Task statement –
Lines in the listing below that include the word "code" need to be copied.

====== Records for this exercise

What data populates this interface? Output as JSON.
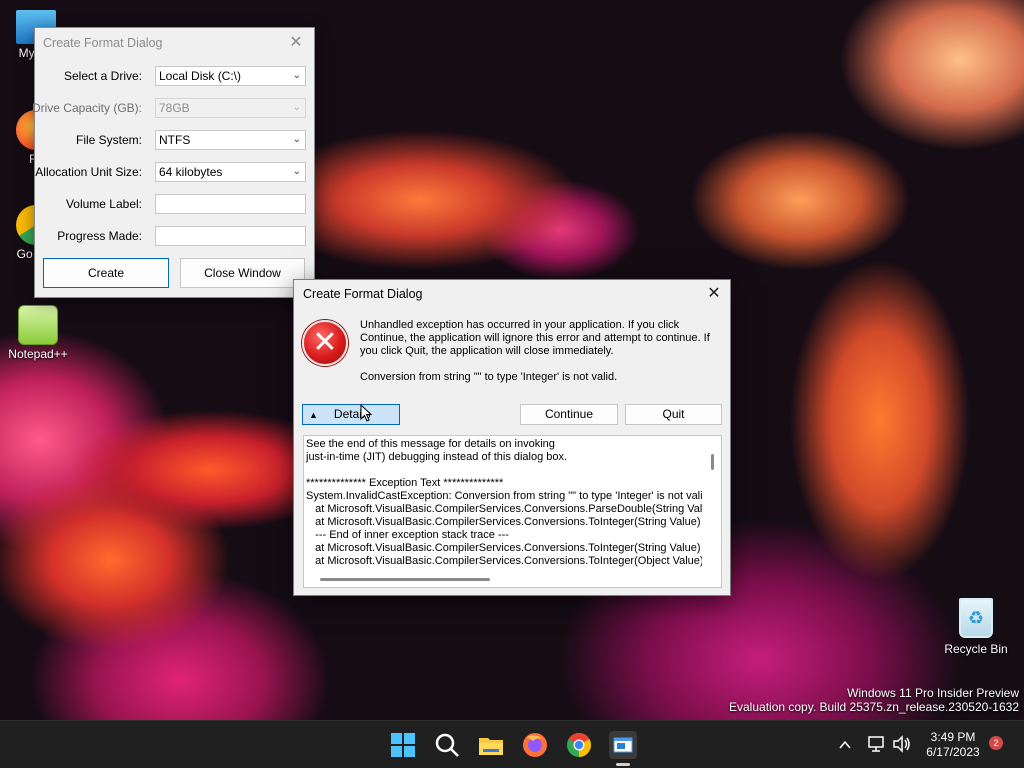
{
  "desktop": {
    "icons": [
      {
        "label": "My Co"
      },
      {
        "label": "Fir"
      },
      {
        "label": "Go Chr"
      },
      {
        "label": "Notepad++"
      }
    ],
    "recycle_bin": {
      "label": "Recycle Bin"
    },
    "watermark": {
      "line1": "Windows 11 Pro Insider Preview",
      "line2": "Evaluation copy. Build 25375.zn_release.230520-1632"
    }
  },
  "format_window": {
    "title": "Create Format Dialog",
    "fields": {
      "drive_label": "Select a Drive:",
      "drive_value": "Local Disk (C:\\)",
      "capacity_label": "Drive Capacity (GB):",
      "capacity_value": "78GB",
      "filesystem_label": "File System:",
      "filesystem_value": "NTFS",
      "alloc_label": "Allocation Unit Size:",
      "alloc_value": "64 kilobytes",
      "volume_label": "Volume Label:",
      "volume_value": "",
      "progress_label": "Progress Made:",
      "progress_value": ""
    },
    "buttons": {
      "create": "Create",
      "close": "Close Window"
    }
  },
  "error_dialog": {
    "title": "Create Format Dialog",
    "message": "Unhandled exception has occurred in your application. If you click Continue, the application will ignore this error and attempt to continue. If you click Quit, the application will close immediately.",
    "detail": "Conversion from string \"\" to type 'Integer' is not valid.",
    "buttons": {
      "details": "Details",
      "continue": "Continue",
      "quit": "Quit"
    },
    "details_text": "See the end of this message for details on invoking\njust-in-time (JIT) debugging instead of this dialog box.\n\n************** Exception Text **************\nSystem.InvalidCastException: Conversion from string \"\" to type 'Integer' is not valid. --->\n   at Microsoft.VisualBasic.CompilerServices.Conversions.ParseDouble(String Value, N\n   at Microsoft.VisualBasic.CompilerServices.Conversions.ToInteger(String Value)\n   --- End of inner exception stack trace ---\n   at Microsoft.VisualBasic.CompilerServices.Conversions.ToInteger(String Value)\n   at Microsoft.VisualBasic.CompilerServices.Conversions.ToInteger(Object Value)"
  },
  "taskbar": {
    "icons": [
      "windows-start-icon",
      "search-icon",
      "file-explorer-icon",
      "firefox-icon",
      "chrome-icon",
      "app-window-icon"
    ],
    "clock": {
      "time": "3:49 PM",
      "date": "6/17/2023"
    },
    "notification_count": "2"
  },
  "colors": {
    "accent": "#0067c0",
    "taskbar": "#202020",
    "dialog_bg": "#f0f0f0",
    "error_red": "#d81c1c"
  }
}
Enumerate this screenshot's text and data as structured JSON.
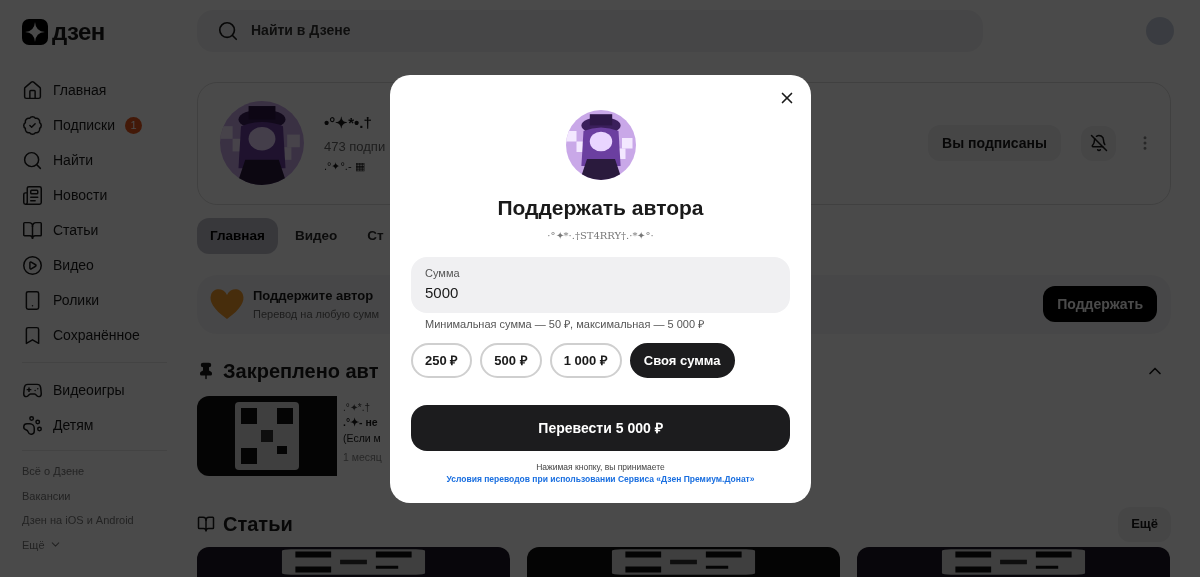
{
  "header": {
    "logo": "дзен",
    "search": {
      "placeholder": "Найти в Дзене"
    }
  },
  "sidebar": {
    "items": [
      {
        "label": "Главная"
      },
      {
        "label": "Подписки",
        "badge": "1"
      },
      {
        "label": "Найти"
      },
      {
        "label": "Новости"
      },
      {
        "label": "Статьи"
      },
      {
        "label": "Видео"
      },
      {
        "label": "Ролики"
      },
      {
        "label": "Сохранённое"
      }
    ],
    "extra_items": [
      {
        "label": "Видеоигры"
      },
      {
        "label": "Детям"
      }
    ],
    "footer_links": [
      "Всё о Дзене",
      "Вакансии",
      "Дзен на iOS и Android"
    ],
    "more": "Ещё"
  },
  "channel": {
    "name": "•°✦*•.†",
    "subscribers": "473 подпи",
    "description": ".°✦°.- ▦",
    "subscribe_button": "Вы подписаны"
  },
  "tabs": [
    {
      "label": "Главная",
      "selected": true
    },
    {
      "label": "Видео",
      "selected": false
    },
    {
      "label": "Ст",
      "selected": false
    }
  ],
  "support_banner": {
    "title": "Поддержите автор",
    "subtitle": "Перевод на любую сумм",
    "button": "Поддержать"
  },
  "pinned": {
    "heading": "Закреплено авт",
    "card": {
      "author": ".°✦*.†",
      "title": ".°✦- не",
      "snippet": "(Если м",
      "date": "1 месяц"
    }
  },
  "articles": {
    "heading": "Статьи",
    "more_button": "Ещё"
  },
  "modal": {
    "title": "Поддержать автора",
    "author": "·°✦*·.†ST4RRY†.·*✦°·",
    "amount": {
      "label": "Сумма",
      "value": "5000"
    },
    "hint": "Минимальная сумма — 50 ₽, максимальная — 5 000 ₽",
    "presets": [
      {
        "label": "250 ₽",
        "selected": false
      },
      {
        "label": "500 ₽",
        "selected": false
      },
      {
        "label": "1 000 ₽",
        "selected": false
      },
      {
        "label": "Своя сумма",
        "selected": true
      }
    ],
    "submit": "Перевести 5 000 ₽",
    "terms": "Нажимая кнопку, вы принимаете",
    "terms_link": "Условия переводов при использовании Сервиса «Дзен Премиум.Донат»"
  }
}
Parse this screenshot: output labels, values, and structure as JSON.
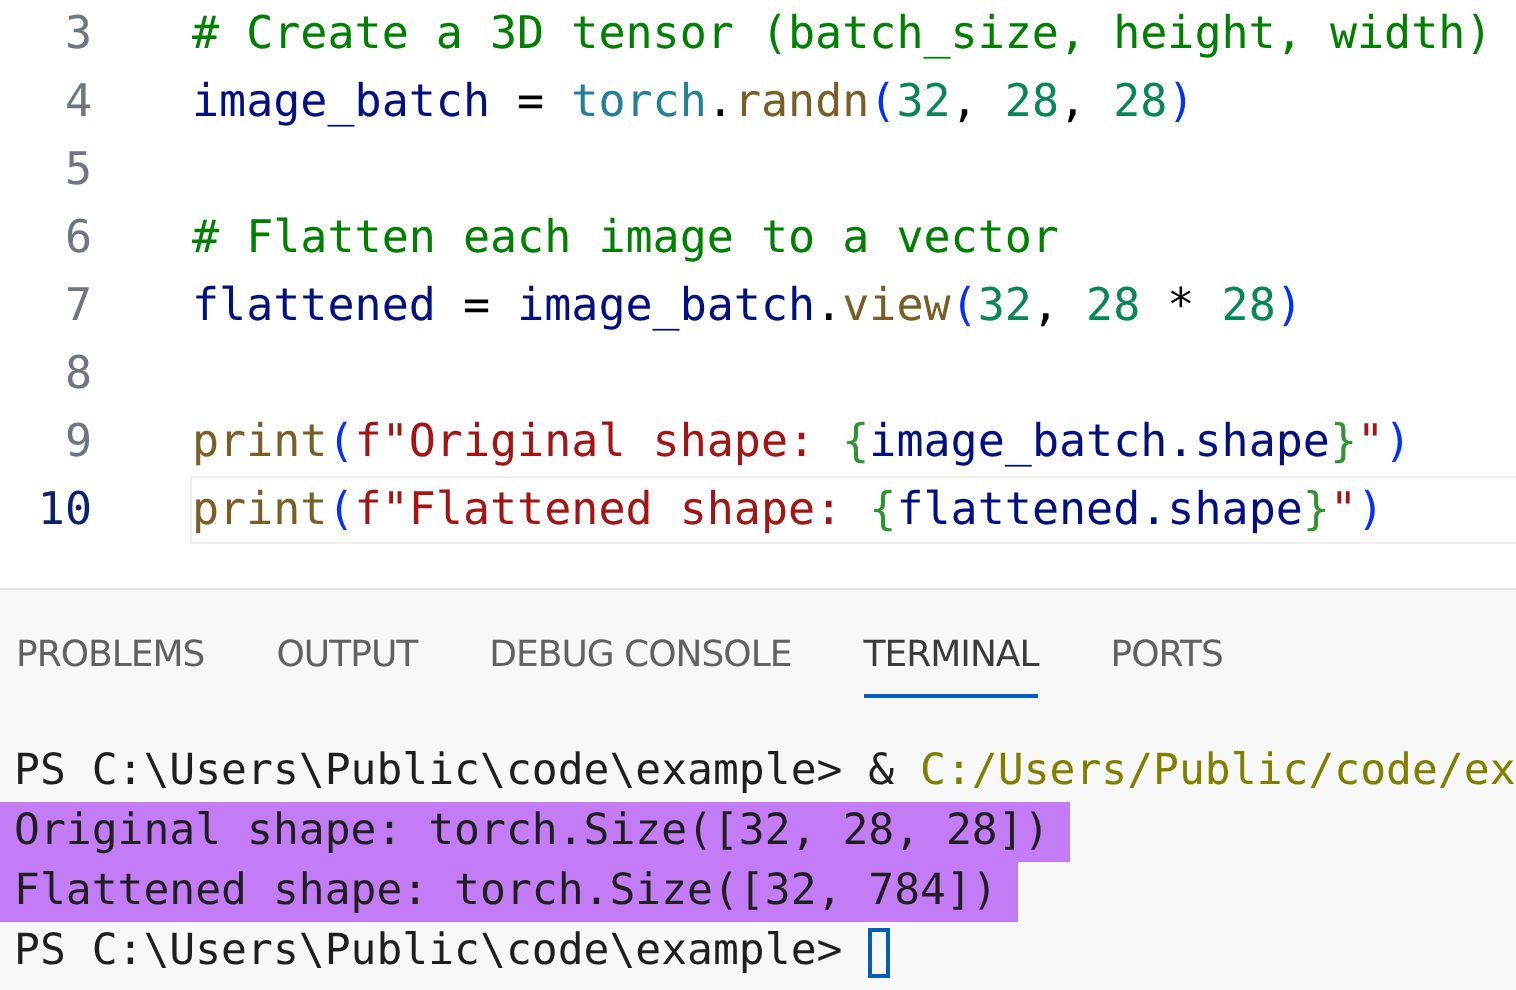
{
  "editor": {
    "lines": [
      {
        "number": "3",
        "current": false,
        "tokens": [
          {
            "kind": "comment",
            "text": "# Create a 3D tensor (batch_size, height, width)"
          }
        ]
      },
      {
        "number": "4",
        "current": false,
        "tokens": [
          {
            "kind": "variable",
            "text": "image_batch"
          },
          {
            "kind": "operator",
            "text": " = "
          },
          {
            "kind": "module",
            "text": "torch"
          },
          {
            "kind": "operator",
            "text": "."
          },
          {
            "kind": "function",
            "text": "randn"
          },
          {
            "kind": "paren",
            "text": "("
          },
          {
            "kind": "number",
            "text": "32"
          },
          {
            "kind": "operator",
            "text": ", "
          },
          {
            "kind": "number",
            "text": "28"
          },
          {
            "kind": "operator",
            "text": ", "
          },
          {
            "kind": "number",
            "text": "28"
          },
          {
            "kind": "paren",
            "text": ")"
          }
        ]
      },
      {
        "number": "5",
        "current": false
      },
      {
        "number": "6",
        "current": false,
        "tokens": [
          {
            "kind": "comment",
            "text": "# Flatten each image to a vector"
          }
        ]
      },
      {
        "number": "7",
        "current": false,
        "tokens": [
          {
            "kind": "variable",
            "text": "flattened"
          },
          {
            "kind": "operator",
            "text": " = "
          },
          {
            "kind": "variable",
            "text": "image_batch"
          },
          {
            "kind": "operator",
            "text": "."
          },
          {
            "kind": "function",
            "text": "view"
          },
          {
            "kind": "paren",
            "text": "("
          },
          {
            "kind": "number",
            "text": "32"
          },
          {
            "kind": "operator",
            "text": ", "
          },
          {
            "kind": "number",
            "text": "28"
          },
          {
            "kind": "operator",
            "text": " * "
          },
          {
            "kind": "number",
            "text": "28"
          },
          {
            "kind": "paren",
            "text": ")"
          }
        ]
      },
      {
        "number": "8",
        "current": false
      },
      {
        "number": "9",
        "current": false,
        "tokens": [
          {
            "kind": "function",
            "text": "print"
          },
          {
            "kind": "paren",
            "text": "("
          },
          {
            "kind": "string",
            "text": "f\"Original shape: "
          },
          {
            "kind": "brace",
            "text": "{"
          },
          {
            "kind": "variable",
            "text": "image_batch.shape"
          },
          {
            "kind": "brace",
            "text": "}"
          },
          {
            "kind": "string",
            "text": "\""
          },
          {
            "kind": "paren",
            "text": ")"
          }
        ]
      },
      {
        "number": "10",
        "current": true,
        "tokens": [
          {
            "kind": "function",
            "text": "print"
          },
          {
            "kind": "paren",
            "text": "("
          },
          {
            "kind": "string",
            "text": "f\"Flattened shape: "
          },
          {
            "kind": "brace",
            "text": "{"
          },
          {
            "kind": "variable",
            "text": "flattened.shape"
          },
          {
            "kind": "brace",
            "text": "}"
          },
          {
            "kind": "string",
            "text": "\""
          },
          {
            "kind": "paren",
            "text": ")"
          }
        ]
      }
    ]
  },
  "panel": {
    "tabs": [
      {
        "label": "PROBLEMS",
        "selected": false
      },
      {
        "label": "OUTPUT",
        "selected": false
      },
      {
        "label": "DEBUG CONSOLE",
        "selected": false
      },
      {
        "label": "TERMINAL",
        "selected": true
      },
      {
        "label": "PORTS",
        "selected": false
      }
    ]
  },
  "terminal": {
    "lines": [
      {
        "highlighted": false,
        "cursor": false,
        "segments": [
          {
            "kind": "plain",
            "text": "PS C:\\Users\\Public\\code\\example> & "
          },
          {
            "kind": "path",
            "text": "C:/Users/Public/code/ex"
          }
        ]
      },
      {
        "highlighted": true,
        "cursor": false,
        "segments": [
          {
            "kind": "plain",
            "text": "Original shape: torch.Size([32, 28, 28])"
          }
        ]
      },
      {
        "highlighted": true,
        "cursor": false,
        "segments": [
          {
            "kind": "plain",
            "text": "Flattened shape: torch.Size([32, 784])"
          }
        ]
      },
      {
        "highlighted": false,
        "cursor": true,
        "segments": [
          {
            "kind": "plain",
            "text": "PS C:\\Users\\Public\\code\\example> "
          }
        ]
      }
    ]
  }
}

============

Solution to the exercise –
            "text": "PS C:\\Users\\Public\\code\\example> & "
            "text": "C:/Users/Public/code/ex"
            "text": "PS C:\\Users\\Public\\code\\example> "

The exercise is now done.